Without changing a single word, output each entry.

[[ DATASET EXCERPTS, beginning ]]

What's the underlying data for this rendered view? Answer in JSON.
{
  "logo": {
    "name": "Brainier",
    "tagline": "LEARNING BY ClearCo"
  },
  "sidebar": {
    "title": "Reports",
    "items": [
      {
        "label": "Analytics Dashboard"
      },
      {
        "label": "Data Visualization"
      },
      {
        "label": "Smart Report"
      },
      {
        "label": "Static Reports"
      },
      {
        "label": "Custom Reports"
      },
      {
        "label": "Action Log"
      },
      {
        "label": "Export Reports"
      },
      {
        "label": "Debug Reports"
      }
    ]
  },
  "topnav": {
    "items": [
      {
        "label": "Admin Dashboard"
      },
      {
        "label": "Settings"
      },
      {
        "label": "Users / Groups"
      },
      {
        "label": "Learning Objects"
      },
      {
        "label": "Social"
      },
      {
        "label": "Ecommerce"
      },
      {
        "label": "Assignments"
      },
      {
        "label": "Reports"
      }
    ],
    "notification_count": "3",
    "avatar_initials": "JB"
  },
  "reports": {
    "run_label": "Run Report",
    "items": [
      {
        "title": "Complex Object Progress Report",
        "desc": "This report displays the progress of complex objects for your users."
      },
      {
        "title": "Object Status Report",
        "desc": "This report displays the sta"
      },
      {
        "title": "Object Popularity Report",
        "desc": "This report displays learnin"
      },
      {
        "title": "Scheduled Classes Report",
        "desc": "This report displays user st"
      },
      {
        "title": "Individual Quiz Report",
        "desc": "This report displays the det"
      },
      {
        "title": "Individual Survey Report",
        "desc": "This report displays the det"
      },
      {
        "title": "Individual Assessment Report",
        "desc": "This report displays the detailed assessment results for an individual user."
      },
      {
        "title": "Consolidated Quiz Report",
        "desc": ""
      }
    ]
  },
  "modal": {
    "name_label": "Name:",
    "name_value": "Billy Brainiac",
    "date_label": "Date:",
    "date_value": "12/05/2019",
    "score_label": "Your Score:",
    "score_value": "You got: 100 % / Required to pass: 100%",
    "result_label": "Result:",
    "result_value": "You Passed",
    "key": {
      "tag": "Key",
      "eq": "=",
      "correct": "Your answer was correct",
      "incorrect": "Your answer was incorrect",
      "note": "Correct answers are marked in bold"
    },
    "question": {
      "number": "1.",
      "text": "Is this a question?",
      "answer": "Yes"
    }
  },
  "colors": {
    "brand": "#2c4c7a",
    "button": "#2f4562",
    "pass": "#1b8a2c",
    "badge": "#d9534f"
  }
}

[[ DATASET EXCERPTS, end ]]

◆ **ANSWER TO THE PROBLEM**
What's the underlying data for this rendered view? Answer in JSON.
{
  "logo": {
    "name": "Brainier",
    "tagline": "LEARNING BY ClearCo"
  },
  "sidebar": {
    "title": "Reports",
    "items": [
      {
        "label": "Analytics Dashboard"
      },
      {
        "label": "Data Visualization"
      },
      {
        "label": "Smart Report"
      },
      {
        "label": "Static Reports"
      },
      {
        "label": "Custom Reports"
      },
      {
        "label": "Action Log"
      },
      {
        "label": "Export Reports"
      },
      {
        "label": "Debug Reports"
      }
    ]
  },
  "topnav": {
    "items": [
      {
        "label": "Admin Dashboard"
      },
      {
        "label": "Settings"
      },
      {
        "label": "Users / Groups"
      },
      {
        "label": "Learning Objects"
      },
      {
        "label": "Social"
      },
      {
        "label": "Ecommerce"
      },
      {
        "label": "Assignments"
      },
      {
        "label": "Reports"
      }
    ],
    "notification_count": "3",
    "avatar_initials": "JB"
  },
  "reports": {
    "run_label": "Run Report",
    "items": [
      {
        "title": "Complex Object Progress Report",
        "desc": "This report displays the progress of complex objects for your users."
      },
      {
        "title": "Object Status Report",
        "desc": "This report displays the sta"
      },
      {
        "title": "Object Popularity Report",
        "desc": "This report displays learnin"
      },
      {
        "title": "Scheduled Classes Report",
        "desc": "This report displays user st"
      },
      {
        "title": "Individual Quiz Report",
        "desc": "This report displays the det"
      },
      {
        "title": "Individual Survey Report",
        "desc": "This report displays the det"
      },
      {
        "title": "Individual Assessment Report",
        "desc": "This report displays the detailed assessment results for an individual user."
      },
      {
        "title": "Consolidated Quiz Report",
        "desc": ""
      }
    ]
  },
  "modal": {
    "name_label": "Name:",
    "name_value": "Billy Brainiac",
    "date_label": "Date:",
    "date_value": "12/05/2019",
    "score_label": "Your Score:",
    "score_value": "You got: 100 % / Required to pass: 100%",
    "result_label": "Result:",
    "result_value": "You Passed",
    "key": {
      "tag": "Key",
      "eq": "=",
      "correct": "Your answer was correct",
      "incorrect": "Your answer was incorrect",
      "note": "Correct answers are marked in bold"
    },
    "question": {
      "number": "1.",
      "text": "Is this a question?",
      "answer": "Yes"
    }
  },
  "colors": {
    "brand": "#2c4c7a",
    "button": "#2f4562",
    "pass": "#1b8a2c",
    "badge": "#d9534f"
  }
}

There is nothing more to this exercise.